See Diane Sullivan speaking against the Massacusetts Ballot Initiative that will make it illegla to sell eggs and meat products from confined animals.
A heavy burden – the potential future of the state’s dairy industry – now rests on the shoulders of the New Hampshire Legislature. The Milk Producers Emergency Relief Fund Board met for the second time in as many weeks Tuesday and recommended that legislators approve a $3.6 million one-time payment to the state’s dairy farmers in response to this year’s drought. The recommendation, one of three included in the board’s annual report, will be passed along to Gov. Maggie Hassan and House Speaker Shawn Jasper on Wednesday. Senate Majority Leader Jeb Bradley serves on the relief fund board, and already has the report. The board hopes the Legislature can address the issue, perhaps in a special session, before Dec. 7. That’s when newly elected legislators are sworn in. “Drought is a significant problem,” said Rep. Bob Haefner, the board’s chairman, Tuesday. “We don’t have enough feed at a lot of the farms to get through the winter.”

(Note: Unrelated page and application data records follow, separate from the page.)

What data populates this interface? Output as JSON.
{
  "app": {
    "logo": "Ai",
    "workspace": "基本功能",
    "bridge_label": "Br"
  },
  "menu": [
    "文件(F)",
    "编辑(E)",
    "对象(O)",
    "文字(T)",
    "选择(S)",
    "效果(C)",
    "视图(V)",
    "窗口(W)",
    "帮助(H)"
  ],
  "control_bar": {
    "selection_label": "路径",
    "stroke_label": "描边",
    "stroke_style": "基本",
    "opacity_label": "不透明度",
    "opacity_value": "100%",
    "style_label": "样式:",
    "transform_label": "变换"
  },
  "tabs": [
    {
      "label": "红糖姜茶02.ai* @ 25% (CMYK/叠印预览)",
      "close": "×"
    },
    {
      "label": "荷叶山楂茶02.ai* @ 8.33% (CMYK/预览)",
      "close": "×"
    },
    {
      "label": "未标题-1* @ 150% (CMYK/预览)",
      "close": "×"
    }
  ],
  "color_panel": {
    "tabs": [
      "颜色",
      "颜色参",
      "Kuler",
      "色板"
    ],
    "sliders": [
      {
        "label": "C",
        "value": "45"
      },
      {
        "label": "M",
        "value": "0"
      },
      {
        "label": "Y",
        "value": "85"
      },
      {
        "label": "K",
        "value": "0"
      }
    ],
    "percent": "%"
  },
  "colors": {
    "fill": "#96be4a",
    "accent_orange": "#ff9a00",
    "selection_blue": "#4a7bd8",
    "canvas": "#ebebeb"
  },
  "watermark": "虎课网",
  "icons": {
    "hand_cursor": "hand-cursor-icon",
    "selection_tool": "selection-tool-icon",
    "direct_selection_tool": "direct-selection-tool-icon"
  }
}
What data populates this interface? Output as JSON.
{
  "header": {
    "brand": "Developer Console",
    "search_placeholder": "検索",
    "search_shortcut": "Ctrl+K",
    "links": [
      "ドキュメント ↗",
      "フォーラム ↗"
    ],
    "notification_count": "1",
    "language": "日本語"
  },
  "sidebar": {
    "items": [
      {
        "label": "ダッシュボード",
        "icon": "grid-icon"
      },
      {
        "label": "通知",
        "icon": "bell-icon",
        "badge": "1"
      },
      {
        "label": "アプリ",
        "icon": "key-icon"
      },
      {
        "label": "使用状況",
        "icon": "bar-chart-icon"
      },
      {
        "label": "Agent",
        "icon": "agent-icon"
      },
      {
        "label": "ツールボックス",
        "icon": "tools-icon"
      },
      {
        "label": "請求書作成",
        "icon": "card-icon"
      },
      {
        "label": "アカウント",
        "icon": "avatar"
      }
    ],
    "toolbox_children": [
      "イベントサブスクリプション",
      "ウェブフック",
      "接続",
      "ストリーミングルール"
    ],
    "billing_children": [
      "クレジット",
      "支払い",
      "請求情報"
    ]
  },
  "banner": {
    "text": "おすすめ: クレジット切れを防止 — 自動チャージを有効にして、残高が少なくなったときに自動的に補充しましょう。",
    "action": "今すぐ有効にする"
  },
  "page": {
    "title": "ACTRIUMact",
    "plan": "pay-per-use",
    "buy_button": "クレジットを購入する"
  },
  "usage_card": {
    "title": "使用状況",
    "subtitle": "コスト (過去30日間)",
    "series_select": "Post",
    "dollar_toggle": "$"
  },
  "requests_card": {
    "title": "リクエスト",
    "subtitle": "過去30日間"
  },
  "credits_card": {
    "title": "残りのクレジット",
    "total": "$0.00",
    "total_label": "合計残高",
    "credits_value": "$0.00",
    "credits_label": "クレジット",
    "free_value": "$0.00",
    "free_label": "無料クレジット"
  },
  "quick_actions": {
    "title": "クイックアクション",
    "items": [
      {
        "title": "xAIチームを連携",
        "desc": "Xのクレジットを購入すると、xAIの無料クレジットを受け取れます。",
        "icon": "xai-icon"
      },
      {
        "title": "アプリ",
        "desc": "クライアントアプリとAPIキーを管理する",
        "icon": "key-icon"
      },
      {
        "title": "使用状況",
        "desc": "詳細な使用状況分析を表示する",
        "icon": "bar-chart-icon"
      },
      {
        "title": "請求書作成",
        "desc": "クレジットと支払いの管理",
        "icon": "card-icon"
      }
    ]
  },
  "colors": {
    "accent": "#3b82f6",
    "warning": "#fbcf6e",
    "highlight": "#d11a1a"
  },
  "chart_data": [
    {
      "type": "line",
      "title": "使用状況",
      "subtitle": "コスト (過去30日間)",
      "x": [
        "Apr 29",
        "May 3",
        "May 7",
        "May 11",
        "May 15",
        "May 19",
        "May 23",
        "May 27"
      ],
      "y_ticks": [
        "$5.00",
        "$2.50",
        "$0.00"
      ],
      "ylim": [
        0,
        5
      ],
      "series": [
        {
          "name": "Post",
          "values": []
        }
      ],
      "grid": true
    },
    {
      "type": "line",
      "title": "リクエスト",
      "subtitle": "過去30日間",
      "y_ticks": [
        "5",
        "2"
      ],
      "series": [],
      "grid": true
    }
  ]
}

Dan Zumbach lost 50 acres of corn when the Cedar River flooded. Yet he considers himself lucky. Most of his 160 acres would have been lost if not for family, friends and neighbors who gathered Saturday with combines, grain carts and semitrailer trucks to harvest a field near Palo. They worked from noon until 11 p.m. before the rising waters forced them to quit. Iowa's widespread thunderstorms and torrential rains have done more than flood Iowa's cities and towns. They have also slowed much of the state's corn and soybean harvest. Officials are trying to assess how many acres have been impacted by flooding, but it's likely to be thousands, they say.
How states compare on taxpayer-funded reimbursements for lawmakers' lodging and food away from home — a payment typically provided on top of lawmakers' annual salaries. They vary from no per diem at all for states like Connecticut, Delaware, New Hampshire, New Jersey, Rhode Island and Ohio to $249 per day for Alaska. Some are based on length of session, Arizona is $35 a day for the first 120 days and $10 a day thereafter, some are an annual payment - Michigan $10,800 a year.
Surely, the silly season in campaign politics is upon us when Minnesota state Sen. Matt Schmit’s standing as a rural leader is called into question. Unfortunately, a Brainerd-area legislator did that last week — and the reality couldn’t be further from the truth. In this day and age, it seems the very least we can expect from our elected leaders is a modicum of integrity. Certainly the Gazelka letter violated that and many other standards. Through those efforts and in many other areas, Sen. Schmit has been a champion for rural Minnesota in his first term in office. He worked closely with rural legislators — including those from the Brainerd area — and many others from both sides of the aisle to create Minnesota’s nation-leading “Border-to-Border Broadband” competitive grant fund, which already has extended connectivity to more than 12,000 Minnesota homes and businesses in hard-to-serve areas of the state.